There were three patients who were culture negative but Xpert MTB/RIF positive, i.e., Xpert MTB/RIF positive in the non-TB group. Our previous work has shown that such cases (Xpert MTB/RIF positive but culture negative) are likely to be true TB positives, and this is corroborated by high specificity obtained in large sputum-based studies where a significant minority of the patients had had previous TB [11]. If these culture-negative Xpert MTB/RIF–positive individuals are hypothetically designated definite-TB cases, then the overall case detection rate improves by a further ~10%.

The proper and meaningful value of a test lies in its ability to influence patient management through its incremental value over pre-test probability, or to have an impact on decision-making based on logical clinical judgement (based upon clinical features and basic laboratory parameters). We therefore derived a CS, hitherto unavailable for HIV-endemic settings, to evaluate Xpert MTB/RIF utility in clinical practice. Xpert MTB/RIF had significantly better performance outcomes than the clinical prediction rule (using a rule-in cut point, so appropriate comparisons could be made). Furthermore, hypothetically combining the CS with Xpert MTB/RIF resulted only in a modest ~10% reduction in test usage, but still maintained high sensitivity and specificity. These data suggest that clinical algorithms or scoring systems to limit test usage are unlikely to be significantly useful in resource-poor settings.

There are several limitations of our study. We could not determine the impact of Xpert MTB/RIF (time and proportion of patients initiated on treatment) compared to a smear microscopy/empiric treatment-based strategy given our study design and the fact that management decisions were not based on Xpert MTB/RIF results. However, this was because Xpert MTB/RIF had not yet been endorsed by the World Health Organization when the study commenced, had not been validated for use in CSF, and had been used as a research tool only (thus, for ethical reasons, study samples were evaluated only several weeks later). Although the confidence intervals of some of our estimates are wide (because of limited sample numbers), this is to our knowledge the largest diagnostic study undertaken in TBM (based on the number of microbiologically proven TBM cases; n = 59). This reflects the challenge and difficulty in performing such studies in resource-poor settings. It is possible that the Xpert MTB/RIF performs much better in HIV-infected individuals because of a possibly higher bacterial load, and thus our findings need to be confirmed in other settings. Given the small number of HIV-uninfected patients, we were unable to meaningfully compare this sub-group. The CS was developed to assess only incremental value above basic clinical and CSF parameters. The CS and the combination of CS plus Xpert MTB/RIF need prospective and independent validation. The non-significant difference in sensitivity between the paired centrifuged and non-centrifuged samples may reflect a type two statistical error, as the number of culture-positive paired samples was limited. Lastly, there were nine patients who could not be categorised within our defined groups and were excluded from the analysis.

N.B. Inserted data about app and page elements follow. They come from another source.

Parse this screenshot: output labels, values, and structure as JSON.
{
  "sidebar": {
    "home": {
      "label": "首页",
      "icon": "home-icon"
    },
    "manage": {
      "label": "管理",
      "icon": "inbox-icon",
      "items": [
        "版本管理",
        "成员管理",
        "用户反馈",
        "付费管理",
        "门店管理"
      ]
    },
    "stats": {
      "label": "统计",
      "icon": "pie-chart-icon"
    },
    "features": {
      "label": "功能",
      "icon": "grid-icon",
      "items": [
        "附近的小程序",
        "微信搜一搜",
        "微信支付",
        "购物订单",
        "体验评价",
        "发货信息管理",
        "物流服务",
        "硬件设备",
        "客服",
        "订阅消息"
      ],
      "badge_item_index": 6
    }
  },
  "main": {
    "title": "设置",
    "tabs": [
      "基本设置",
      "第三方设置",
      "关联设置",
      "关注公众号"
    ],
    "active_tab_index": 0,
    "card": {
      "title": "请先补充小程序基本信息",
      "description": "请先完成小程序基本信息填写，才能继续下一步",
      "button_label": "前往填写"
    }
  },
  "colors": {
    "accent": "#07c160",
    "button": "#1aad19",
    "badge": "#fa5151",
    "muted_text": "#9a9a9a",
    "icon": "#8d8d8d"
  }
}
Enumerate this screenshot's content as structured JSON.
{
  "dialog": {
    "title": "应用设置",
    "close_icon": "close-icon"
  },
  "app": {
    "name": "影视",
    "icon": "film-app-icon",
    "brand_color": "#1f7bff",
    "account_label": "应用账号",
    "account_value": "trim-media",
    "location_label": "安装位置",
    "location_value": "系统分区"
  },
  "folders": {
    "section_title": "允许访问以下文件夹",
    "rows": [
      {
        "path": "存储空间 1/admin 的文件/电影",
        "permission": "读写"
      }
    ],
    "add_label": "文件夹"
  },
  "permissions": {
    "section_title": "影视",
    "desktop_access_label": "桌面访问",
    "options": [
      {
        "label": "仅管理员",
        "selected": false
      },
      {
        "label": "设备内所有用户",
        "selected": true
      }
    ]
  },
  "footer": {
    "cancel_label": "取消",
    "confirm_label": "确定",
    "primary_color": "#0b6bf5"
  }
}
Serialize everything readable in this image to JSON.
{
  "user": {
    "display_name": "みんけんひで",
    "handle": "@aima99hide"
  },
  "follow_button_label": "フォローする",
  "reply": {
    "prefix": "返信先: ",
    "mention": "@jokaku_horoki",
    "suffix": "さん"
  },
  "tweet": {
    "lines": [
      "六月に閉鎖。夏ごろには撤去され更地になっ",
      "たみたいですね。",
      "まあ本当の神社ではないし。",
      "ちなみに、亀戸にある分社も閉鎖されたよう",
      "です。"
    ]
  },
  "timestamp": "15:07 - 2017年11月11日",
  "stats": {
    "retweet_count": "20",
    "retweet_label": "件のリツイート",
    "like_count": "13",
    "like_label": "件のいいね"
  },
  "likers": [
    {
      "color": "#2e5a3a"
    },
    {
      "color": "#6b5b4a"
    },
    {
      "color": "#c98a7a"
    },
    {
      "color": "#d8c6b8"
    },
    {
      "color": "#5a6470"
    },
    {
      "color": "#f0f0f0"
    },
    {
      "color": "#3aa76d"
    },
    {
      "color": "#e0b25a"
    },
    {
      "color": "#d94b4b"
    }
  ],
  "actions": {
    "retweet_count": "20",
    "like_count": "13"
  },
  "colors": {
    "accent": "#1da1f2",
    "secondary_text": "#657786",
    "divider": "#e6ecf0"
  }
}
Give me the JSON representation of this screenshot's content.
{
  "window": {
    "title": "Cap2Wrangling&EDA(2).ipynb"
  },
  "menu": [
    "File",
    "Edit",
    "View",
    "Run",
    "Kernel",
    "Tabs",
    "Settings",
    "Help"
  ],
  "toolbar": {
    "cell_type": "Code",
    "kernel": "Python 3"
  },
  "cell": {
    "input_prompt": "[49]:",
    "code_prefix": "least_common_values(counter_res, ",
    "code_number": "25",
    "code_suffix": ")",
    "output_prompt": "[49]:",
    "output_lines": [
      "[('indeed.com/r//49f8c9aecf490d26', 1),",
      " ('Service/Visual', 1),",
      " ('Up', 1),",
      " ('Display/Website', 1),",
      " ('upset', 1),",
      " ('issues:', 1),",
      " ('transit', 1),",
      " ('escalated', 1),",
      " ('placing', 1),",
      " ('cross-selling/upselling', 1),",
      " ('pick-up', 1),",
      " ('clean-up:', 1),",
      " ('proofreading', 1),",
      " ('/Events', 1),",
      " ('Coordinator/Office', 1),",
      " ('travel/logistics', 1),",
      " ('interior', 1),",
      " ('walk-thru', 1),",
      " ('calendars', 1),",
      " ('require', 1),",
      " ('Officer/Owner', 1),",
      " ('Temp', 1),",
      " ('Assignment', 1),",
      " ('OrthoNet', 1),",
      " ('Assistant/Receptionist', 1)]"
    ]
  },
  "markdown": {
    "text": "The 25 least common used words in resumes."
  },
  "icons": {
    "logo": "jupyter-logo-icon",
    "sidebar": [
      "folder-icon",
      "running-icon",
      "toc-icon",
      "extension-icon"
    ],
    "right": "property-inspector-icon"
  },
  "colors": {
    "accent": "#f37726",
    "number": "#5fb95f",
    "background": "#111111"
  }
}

In conclusion, Xpert MTB/RIF may be a good rule-in test for the diagnosis of TBM in HIV-infected individuals in a TB-endemic setting, particularly when a centrifuged CSF pellet is used. A second Xpert MTB/RIF test had minimal incremental benefit. Smear microscopy and the CS, when combined with Xpert MTB/RIF, only modestly minimised test usage in a resource-poor setting. Further studies are now required in non-HIV-endemic settings, and using validated scoring systems, to evaluate the impact of Xpert MTB/RIF on diagnostic accuracy, and morbidity and mortality in patients with TBM.

Source:PLOS